(Records from a data source)
____________________

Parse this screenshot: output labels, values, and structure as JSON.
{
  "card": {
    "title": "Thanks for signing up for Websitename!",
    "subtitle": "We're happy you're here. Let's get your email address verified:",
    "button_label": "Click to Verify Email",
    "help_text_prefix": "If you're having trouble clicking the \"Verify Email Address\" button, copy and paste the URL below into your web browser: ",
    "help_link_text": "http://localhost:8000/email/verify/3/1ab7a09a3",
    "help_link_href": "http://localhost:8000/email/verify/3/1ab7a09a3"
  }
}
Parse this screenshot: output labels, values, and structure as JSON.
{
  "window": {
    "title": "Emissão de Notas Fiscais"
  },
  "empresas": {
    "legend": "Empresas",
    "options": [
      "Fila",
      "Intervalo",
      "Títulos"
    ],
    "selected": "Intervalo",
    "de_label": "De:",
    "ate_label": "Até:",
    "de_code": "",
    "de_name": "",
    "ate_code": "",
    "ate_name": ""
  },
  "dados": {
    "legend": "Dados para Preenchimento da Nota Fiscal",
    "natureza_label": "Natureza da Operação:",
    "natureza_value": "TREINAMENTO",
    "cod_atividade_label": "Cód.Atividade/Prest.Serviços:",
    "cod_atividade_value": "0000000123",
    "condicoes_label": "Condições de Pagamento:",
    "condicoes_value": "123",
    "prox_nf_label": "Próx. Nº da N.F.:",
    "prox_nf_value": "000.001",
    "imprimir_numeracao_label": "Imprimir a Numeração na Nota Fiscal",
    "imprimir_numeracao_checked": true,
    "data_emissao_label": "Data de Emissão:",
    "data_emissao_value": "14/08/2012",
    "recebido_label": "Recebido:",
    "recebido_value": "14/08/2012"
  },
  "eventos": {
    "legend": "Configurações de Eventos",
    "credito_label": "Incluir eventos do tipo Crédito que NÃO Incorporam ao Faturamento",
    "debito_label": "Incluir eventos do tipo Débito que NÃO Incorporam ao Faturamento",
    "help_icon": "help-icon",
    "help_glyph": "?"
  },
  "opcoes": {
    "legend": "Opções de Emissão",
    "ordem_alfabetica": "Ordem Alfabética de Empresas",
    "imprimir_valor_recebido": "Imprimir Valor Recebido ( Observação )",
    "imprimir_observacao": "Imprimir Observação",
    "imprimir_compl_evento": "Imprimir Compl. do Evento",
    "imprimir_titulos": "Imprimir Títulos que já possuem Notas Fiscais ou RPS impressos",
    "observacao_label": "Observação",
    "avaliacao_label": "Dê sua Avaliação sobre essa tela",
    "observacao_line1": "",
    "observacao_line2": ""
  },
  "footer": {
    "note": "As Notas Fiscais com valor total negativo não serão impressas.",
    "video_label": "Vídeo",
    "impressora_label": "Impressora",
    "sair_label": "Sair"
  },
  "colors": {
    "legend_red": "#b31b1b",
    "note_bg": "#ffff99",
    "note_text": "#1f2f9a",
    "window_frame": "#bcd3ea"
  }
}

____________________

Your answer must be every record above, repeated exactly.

Parse this screenshot: output labels, values, and structure as JSON.
{
  "card": {
    "title": "Thanks for signing up for Websitename!",
    "subtitle": "We're happy you're here. Let's get your email address verified:",
    "button_label": "Click to Verify Email",
    "help_text_prefix": "If you're having trouble clicking the \"Verify Email Address\" button, copy and paste the URL below into your web browser: ",
    "help_link_text": "http://localhost:8000/email/verify/3/1ab7a09a3",
    "help_link_href": "http://localhost:8000/email/verify/3/1ab7a09a3"
  }
}
Parse this screenshot: output labels, values, and structure as JSON.
{
  "window": {
    "title": "Emissão de Notas Fiscais"
  },
  "empresas": {
    "legend": "Empresas",
    "options": [
      "Fila",
      "Intervalo",
      "Títulos"
    ],
    "selected": "Intervalo",
    "de_label": "De:",
    "ate_label": "Até:",
    "de_code": "",
    "de_name": "",
    "ate_code": "",
    "ate_name": ""
  },
  "dados": {
    "legend": "Dados para Preenchimento da Nota Fiscal",
    "natureza_label": "Natureza da Operação:",
    "natureza_value": "TREINAMENTO",
    "cod_atividade_label": "Cód.Atividade/Prest.Serviços:",
    "cod_atividade_value": "0000000123",
    "condicoes_label": "Condições de Pagamento:",
    "condicoes_value": "123",
    "prox_nf_label": "Próx. Nº da N.F.:",
    "prox_nf_value": "000.001",
    "imprimir_numeracao_label": "Imprimir a Numeração na Nota Fiscal",
    "imprimir_numeracao_checked": true,
    "data_emissao_label": "Data de Emissão:",
    "data_emissao_value": "14/08/2012",
    "recebido_label": "Recebido:",
    "recebido_value": "14/08/2012"
  },
  "eventos": {
    "legend": "Configurações de Eventos",
    "credito_label": "Incluir eventos do tipo Crédito que NÃO Incorporam ao Faturamento",
    "debito_label": "Incluir eventos do tipo Débito que NÃO Incorporam ao Faturamento",
    "help_icon": "help-icon",
    "help_glyph": "?"
  },
  "opcoes": {
    "legend": "Opções de Emissão",
    "ordem_alfabetica": "Ordem Alfabética de Empresas",
    "imprimir_valor_recebido": "Imprimir Valor Recebido ( Observação )",
    "imprimir_observacao": "Imprimir Observação",
    "imprimir_compl_evento": "Imprimir Compl. do Evento",
    "imprimir_titulos": "Imprimir Títulos que já possuem Notas Fiscais ou RPS impressos",
    "observacao_label": "Observação",
    "avaliacao_label": "Dê sua Avaliação sobre essa tela",
    "observacao_line1": "",
    "observacao_line2": ""
  },
  "footer": {
    "note": "As Notas Fiscais com valor total negativo não serão impressas.",
    "video_label": "Vídeo",
    "impressora_label": "Impressora",
    "sair_label": "Sair"
  },
  "colors": {
    "legend_red": "#b31b1b",
    "note_bg": "#ffff99",
    "note_text": "#1f2f9a",
    "window_frame": "#bcd3ea"
  }
}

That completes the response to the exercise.